[WHAT TO DO] Whenever a line carries the word "dims", pull it out of the entries.
-- DATA FOR PROCESSING follows --
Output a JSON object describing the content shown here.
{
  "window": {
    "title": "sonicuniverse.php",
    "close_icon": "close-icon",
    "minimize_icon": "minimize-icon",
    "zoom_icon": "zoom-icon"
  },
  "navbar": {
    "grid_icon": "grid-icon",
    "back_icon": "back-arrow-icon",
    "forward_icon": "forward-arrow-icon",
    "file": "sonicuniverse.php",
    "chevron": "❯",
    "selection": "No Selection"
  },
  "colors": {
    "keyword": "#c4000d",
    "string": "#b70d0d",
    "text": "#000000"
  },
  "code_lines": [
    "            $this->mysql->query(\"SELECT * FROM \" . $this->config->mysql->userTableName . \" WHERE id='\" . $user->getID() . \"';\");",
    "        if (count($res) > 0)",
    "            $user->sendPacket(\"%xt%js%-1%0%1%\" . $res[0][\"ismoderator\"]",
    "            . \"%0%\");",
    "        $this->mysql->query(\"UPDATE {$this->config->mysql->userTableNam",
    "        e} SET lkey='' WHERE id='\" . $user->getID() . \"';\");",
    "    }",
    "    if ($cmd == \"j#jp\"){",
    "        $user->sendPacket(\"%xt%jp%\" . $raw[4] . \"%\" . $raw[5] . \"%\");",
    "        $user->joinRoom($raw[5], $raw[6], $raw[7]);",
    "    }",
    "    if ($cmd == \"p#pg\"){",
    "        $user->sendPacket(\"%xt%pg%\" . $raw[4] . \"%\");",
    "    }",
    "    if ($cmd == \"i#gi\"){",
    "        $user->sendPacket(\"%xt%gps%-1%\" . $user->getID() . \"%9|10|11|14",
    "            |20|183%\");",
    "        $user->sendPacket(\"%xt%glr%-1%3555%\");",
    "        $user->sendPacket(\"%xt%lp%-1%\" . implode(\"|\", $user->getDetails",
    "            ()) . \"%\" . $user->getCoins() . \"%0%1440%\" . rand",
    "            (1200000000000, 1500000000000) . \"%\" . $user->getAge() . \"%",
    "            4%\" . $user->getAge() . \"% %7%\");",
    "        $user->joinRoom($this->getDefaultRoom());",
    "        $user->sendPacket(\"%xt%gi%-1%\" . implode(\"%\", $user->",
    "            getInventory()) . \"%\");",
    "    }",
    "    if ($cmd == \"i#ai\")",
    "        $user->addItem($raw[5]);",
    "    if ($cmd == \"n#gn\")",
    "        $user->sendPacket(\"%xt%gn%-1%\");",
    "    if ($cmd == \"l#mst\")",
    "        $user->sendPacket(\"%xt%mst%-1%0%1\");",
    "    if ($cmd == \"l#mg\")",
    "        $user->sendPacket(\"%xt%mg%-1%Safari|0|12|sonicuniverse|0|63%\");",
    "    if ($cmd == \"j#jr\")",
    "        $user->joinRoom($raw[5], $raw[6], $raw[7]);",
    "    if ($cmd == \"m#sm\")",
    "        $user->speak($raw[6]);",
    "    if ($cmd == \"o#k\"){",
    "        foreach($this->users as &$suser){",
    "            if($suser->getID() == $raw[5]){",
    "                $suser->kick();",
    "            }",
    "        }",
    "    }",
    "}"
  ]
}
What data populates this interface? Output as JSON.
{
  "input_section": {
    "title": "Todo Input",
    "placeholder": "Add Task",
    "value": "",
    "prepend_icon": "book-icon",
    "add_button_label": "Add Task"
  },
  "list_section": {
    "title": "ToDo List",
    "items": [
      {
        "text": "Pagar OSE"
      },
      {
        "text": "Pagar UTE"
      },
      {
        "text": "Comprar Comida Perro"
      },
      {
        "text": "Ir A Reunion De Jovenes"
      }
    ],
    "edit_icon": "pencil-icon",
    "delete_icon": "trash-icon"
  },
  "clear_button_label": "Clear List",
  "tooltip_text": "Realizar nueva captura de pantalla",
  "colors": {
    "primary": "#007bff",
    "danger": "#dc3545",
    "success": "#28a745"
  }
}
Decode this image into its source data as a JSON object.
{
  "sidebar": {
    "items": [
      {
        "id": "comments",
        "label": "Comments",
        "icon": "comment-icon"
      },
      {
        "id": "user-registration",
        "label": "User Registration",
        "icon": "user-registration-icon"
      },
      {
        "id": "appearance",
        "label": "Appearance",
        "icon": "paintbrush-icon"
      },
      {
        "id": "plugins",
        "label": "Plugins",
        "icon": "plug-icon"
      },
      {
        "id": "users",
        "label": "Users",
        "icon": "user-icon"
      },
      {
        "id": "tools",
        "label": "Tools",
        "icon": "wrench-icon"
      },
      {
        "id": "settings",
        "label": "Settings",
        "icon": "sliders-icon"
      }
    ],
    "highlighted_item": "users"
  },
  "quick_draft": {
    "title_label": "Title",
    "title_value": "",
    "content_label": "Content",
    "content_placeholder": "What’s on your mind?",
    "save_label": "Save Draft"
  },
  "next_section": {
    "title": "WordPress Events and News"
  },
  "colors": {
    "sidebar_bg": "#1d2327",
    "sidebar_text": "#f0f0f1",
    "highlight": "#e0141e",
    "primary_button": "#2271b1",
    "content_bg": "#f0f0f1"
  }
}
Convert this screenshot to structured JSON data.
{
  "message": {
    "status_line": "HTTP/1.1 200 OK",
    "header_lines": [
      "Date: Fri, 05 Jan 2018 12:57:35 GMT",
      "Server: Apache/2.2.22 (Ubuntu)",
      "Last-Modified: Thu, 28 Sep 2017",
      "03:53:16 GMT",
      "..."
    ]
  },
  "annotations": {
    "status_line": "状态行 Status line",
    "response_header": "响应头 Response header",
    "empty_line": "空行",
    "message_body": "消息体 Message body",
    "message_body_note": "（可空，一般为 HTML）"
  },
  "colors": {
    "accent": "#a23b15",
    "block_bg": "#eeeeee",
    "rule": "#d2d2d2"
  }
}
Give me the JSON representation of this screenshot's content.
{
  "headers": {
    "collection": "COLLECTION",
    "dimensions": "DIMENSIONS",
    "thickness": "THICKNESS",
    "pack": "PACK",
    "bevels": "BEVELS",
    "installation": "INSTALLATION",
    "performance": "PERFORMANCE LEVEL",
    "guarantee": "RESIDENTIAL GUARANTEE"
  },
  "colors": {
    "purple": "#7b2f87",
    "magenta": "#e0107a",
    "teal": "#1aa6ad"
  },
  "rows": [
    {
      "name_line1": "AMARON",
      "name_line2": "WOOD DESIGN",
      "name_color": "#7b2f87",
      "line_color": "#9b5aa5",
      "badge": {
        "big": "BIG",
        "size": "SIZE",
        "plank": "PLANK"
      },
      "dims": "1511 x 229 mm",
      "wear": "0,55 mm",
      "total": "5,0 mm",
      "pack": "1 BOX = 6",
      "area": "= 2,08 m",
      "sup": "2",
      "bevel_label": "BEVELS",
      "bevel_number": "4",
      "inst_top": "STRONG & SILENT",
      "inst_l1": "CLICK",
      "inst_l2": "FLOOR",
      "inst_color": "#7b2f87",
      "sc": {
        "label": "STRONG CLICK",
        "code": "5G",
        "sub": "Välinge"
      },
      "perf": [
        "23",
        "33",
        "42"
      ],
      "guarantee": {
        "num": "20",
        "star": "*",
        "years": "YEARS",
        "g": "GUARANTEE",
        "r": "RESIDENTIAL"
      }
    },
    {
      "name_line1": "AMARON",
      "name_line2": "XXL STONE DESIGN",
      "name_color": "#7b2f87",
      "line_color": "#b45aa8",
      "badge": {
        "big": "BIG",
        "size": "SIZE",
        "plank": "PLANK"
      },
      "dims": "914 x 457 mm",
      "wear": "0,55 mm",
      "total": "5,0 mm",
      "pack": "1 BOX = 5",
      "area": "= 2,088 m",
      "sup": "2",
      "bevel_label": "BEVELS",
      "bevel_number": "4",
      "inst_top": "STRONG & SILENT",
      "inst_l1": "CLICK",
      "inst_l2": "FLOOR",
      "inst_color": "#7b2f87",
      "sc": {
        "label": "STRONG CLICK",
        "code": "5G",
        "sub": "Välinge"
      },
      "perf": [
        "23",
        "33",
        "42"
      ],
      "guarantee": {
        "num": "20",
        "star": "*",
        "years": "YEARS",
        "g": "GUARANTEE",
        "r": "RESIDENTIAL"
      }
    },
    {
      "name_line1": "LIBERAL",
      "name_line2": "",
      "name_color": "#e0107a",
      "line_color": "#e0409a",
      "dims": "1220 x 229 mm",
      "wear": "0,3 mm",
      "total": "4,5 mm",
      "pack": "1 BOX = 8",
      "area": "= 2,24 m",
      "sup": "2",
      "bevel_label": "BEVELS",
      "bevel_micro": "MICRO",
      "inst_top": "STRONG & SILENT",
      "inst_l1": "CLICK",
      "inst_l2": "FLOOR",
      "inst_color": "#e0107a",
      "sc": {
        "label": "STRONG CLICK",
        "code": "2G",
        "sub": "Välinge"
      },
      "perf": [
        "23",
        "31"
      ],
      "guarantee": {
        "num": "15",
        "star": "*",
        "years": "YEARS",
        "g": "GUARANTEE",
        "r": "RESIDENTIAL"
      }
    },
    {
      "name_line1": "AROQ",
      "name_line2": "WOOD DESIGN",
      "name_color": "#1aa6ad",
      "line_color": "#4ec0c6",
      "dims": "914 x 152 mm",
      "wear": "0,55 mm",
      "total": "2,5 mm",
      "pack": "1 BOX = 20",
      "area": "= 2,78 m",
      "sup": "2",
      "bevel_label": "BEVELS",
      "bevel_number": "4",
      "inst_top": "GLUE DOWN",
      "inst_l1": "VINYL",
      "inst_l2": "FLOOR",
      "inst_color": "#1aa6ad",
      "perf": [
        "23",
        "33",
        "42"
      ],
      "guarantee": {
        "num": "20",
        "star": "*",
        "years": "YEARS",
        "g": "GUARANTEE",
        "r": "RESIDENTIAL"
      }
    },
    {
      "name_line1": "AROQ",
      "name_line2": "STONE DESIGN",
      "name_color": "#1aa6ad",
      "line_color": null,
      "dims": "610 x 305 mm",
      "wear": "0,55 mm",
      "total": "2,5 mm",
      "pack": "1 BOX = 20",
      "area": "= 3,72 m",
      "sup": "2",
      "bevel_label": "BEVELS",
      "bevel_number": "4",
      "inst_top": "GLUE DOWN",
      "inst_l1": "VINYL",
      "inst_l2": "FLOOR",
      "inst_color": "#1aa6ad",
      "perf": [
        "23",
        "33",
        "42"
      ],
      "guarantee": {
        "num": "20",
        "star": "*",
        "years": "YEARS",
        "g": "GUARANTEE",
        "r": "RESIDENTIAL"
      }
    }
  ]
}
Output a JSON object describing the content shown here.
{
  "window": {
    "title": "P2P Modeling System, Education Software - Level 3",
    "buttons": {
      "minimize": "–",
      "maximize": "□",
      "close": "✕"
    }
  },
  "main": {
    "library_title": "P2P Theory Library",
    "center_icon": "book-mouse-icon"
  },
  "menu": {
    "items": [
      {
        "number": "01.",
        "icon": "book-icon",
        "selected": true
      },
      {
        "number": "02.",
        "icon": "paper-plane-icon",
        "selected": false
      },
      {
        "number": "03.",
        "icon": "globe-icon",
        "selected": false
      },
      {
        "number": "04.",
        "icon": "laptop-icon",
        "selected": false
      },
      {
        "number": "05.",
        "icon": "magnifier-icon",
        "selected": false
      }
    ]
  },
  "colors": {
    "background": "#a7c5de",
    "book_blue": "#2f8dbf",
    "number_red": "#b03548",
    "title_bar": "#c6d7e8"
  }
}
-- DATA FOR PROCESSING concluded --
[REPLY TO THE TASK]
      "dims": "1511 x 229 mm",
      "dims": "914 x 457 mm",
      "dims": "1220 x 229 mm",
      "dims": "914 x 152 mm",
      "dims": "610 x 305 mm",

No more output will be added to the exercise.